  • The research involved three groups replacing their regular snacks with whole almonds, ground almonds, or an energy-equivalent control muffin.
  • The authors conclude that incorporating almonds into the diet could be a way of increasing fiber intake without triggering gut symptoms.

We are still learning about the human microbiome, the 10–100 trillion microorganismsTrusted Source living in our bodies, primarily in the human gut. Piece by piece, researchers are putting together how this vast and tiny universe operates, and how it influences our health.

An important player in gut health appears to be butyrate, a short-chain fatty acid that supports the health of the microbiome itself.

Dr. Alice Creedon explained to Medical News Today:

“Butyrate is important to gut health, as it acts as the primary source of fuel for the cells of the colon, allowing them to function correctly and optimally. It is also involved in signaling to the gut to initiate the process of nutrient absorption.”

“In addition,” said Dr. Creedon, “butyrate produced in the gut can enter the bloodstream where it is involved in the regulation of health in other areas of the body, such as the liver, brain, and lungs.”

Dr. Creedon is a postdoctoral researcher in the Department of Nutritional Studies at King’s College London. She is also the first author of a new study exploring the value of almonds as a means of supporting the microbiome’s supply of butyrate.

The study demonstrates that eating a healthy handful of almonds each day promotes the production of butyrate.

It appears in The American Journal of Clinical NutritionTrusted Source. The research was funded by the Almond Board of California.

The importance of butyrate

Dr. Creedon’s research documents the benefits of eating about 56 grams, or 2 ounces, of almonds daily — that amounts to about 46 almonds.

“Butyrate supports the gut barrier, which keeps bacteria and other microbes from entering your blood. In doing so, butyrate can help to reduce inflammation, manage conditions like IBS [irritable bowel syndrome], and decrease gastrointestinal discomfort like bloating,” Allison Tallman, a registered dietitian nutritionist, told MNT.

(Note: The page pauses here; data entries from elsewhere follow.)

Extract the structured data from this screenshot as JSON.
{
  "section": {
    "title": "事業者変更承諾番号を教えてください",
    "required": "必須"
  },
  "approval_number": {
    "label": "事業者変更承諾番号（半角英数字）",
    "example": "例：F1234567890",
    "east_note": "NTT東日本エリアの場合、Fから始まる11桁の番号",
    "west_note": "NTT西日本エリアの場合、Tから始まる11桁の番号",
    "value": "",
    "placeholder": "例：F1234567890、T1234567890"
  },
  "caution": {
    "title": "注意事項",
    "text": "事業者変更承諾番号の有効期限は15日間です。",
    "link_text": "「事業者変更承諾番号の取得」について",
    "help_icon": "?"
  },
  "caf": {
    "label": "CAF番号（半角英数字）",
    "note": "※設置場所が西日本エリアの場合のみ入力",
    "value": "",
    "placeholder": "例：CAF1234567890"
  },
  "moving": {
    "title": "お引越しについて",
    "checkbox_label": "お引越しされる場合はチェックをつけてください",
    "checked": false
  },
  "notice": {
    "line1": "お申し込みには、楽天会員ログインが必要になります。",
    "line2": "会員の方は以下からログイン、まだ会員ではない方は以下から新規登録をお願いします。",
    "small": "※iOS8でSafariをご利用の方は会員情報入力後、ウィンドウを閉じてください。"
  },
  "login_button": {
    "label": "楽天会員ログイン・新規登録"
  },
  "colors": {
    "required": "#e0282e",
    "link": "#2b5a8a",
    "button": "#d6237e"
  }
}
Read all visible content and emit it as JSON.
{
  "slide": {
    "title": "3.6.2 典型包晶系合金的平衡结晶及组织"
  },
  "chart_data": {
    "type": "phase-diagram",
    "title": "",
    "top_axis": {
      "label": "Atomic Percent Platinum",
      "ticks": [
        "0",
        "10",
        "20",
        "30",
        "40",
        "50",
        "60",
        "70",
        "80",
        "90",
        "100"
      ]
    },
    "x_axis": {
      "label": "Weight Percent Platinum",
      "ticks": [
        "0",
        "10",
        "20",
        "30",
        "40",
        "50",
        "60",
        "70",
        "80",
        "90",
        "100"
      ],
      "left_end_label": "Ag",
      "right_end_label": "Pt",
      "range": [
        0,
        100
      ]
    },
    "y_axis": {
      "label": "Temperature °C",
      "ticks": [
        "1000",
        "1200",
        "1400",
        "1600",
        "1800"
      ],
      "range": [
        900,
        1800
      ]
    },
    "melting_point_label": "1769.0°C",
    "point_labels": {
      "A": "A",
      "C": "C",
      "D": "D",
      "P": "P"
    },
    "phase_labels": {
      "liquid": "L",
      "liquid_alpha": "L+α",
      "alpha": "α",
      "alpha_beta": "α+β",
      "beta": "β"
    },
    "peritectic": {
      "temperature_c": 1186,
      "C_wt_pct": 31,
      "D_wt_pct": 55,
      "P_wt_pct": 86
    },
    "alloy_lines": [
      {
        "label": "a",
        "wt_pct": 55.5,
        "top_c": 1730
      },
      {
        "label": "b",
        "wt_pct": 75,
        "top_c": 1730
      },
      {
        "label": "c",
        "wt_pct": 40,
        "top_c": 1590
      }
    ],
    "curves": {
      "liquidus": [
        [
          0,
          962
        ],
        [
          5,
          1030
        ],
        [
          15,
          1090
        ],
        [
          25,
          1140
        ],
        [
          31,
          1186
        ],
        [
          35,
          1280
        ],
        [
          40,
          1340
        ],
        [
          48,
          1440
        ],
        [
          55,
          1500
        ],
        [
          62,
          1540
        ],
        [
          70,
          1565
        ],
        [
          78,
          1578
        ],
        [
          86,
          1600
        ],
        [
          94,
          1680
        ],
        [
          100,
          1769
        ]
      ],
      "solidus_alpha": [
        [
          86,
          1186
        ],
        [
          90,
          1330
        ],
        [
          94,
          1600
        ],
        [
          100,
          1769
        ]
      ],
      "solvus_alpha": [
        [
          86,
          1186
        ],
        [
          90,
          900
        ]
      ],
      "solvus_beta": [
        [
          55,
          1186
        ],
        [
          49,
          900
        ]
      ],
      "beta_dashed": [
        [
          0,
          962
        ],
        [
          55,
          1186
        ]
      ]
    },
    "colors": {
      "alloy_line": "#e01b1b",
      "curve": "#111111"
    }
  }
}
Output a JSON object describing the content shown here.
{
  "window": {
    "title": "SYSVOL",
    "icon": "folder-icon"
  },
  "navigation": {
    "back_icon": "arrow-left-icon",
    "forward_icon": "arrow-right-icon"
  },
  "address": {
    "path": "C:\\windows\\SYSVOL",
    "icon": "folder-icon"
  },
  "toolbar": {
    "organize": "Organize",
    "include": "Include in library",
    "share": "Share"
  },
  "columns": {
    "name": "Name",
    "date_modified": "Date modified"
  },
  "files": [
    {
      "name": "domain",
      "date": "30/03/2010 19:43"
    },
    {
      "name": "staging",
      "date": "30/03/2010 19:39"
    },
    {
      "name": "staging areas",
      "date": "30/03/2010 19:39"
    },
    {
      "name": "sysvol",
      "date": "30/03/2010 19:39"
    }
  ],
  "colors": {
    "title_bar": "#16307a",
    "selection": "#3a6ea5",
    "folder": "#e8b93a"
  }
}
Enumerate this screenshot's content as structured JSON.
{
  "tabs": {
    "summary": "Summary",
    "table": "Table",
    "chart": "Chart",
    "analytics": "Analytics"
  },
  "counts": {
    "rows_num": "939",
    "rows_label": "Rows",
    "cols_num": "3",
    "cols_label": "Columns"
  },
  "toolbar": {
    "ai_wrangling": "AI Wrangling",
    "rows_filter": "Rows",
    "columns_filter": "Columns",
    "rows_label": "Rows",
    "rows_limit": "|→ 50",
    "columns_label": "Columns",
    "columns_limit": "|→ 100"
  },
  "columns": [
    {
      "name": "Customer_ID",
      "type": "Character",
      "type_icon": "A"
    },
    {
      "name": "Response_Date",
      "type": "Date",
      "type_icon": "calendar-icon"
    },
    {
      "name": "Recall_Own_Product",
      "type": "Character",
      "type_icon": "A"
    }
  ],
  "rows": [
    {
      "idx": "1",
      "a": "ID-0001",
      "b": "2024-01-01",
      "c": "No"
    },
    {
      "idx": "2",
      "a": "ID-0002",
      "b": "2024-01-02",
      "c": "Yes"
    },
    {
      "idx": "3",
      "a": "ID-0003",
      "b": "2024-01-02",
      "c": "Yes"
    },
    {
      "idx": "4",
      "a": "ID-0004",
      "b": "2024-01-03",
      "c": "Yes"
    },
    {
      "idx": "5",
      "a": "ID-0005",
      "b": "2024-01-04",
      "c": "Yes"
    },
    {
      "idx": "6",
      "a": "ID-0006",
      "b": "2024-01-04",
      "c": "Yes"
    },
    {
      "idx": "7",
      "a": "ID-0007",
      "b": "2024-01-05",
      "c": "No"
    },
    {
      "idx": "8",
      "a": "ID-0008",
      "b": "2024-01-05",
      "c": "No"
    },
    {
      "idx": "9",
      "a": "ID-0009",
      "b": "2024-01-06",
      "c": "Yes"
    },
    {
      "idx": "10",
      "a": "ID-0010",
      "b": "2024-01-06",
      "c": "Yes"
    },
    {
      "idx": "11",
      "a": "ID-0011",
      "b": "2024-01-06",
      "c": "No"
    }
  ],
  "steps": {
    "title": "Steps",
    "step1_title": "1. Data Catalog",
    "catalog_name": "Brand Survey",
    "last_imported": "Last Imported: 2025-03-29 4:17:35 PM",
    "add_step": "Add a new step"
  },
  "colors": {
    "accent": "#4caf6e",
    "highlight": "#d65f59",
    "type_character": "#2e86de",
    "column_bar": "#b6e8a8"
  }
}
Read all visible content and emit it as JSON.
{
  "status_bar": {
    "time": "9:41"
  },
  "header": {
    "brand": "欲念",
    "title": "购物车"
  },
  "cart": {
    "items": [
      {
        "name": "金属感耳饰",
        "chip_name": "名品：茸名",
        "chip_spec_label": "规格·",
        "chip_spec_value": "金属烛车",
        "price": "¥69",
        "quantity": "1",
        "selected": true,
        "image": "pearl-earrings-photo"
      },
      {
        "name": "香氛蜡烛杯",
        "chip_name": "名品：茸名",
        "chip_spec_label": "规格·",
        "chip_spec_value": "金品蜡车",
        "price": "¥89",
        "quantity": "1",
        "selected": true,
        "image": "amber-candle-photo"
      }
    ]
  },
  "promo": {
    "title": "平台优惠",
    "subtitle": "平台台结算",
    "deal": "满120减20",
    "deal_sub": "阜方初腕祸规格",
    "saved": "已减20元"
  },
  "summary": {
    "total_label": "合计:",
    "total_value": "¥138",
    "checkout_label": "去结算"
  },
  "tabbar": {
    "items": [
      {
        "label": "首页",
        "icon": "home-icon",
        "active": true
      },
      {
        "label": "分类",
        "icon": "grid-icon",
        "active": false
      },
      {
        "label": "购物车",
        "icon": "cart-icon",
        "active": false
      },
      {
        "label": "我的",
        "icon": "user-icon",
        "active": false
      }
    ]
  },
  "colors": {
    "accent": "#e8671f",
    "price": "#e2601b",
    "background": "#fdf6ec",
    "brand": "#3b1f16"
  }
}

“Butyrate is produced through the fermentation of fiber in the colon. Therefore, increasing fiber in the diet, such as in almonds, increases butyrate levels, which has a positive effect on our gut health,” said Tallman.